Once it’s done, it’s done. Once a decision is made and acted on, then that ship has sailed. If it works out, great! If it doesn’t work out, there will be another chance to make another decision again. At that point, I’ll have learned from this mistake and be even better. There’s always tomorrow.
3. Nobody knows everything
As disheartening as it is to realize, I will never have all the answers. Nobody knows everything. We’re all always operating with an incomplete data set and no guarantees. That’s not a defense to solely trust our gut and wing it. However, it does mean you need to move forward and believe that you’ve done enough homework to make an educated decision. Inaction due to uncertainty doesn’t breed innovation.
4. Embrace collaboration
Embrace collaboration. The lone wolf product visionary that trusts no one, issues proclamation, and finds success is exceedingly rare. Most successful PMs learn fast that leveraging the knowledge, experience, and instincts of others makes things a lot easier. Not only are you operating with more information, but the decisions you make aren’t yours alone. Moreover, when others are involved in the process, they’re less likely to be resistant to the final decision.
5. Use data to make decisions
Metrics matter. You can use data to make decisions and convince others to get on board. This is a valuable tool for PMs. Not everyone is going to trust you. They might have their preconceptions and biases that you’ll be challenged to sway. However, with an argument based on facts instead of feelings, it’s much easier to build consensus, not to mention instilling confidence that you’re on the right path.
6. Vulnerability shows you have humility
Honesty is the best policy. I prefer to be the person that is open and has good relationships with people versus the one who bulldozes their way through. No one likes a bully or a know-it-all. Don’t be afraid to tell people you’re not positive about something or are still seeking input from others. Others will appreciate if you expose your vulnerability, it shows you have humility.
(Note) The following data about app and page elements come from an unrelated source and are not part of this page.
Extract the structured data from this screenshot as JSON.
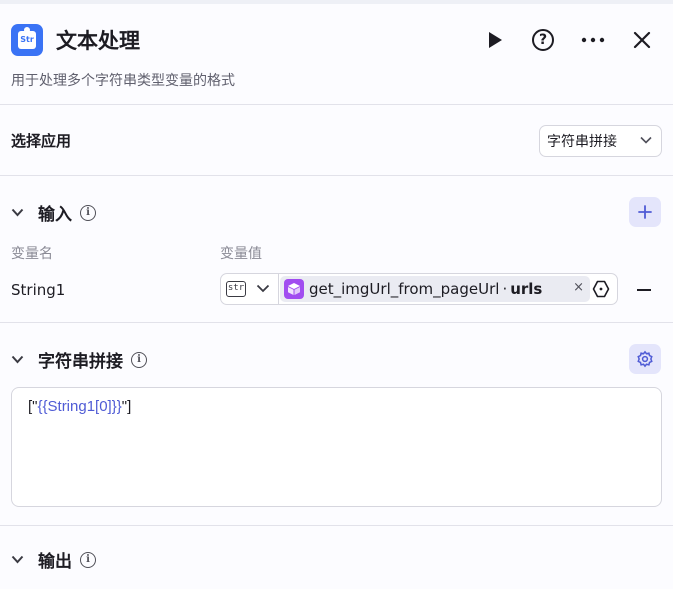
{
  "header": {
    "icon_text": "Str",
    "title": "文本处理",
    "subtitle": "用于处理多个字符串类型变量的格式"
  },
  "select_app": {
    "label": "选择应用",
    "value": "字符串拼接"
  },
  "input": {
    "title": "输入",
    "columns": {
      "name": "变量名",
      "value": "变量值"
    },
    "rows": [
      {
        "name": "String1",
        "type": "str",
        "ref_node": "get_imgUrl_from_pageUrl",
        "ref_sep": "·",
        "ref_var": "urls",
        "remove": "×"
      }
    ]
  },
  "concat": {
    "title": "字符串拼接",
    "template_prefix": "[\"",
    "template_ref": "{{String1[0]}}",
    "template_suffix": "\"]"
  },
  "output": {
    "title": "输出"
  },
  "colors": {
    "brand": "#3a73f5",
    "accent_button_bg": "#e4e5fb",
    "accent": "#4f5bd5",
    "node_icon": "#a14cf0"
  }
}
What I’ve Learned from Overcoming Imposter Syndrome as a Product Manager
Everyone’s trying to figure it out, just like you. Once you realize and accept this, you can be much more empathetic to others. That forgiveness is contagious, and I’m certain will circle back to you.
The only way is to outgrow your doubts. It doesn’t happen overnight. But over time, as you have more successes under your belt and more positive experiences in your rearview, you begin feeling like you belong.
It’s hard to do. But, try to stop caring about what other people think. When you’re confident in your abilities, you know you’re doing good work, and are treating people well then it becomes second nature. Now with all that free time you’ve created for yourself, you can do the fun stuff.
You don’t need that kind of stress. I’ve met plenty of older, successful people that are still racked with worry. Despite all they’ve accomplished, they can’t be content and convinced of their abilities. To them I say, “Relax, you’ve made it this far, and it wasn’t by accident.” Typically, this industry doesn’t put up with underperformers, so if you’ve made progress in your career, then you’re doing something right.
Let your guard down. People can tell when you’re forcing it, so don’t bother putting on airs. You are who you are, and you’ll do a good job or you won’t. Have humility, take the time to figure things out based on the input of others, and have faith that you’ll make the best decisions you can.
You can’t lead or even garner the respect of your development team, you have to believe in yourself. Not unreasonably or unwaveringly, but with a general faith in your competence and abilities. Without it, no one’s going to have your back or want to follow you into battle.
Don’t let your insecurities hold you back! If your team didn’t think you could do the job, they wouldn’t work with you. Your requests for help are appreciated and not annoying.
Imposter syndrome is real and unhelpful to your career. Moreover, you can beat it. We’ve all been there. When you make mistakes, you’ll learn from them and be better for it.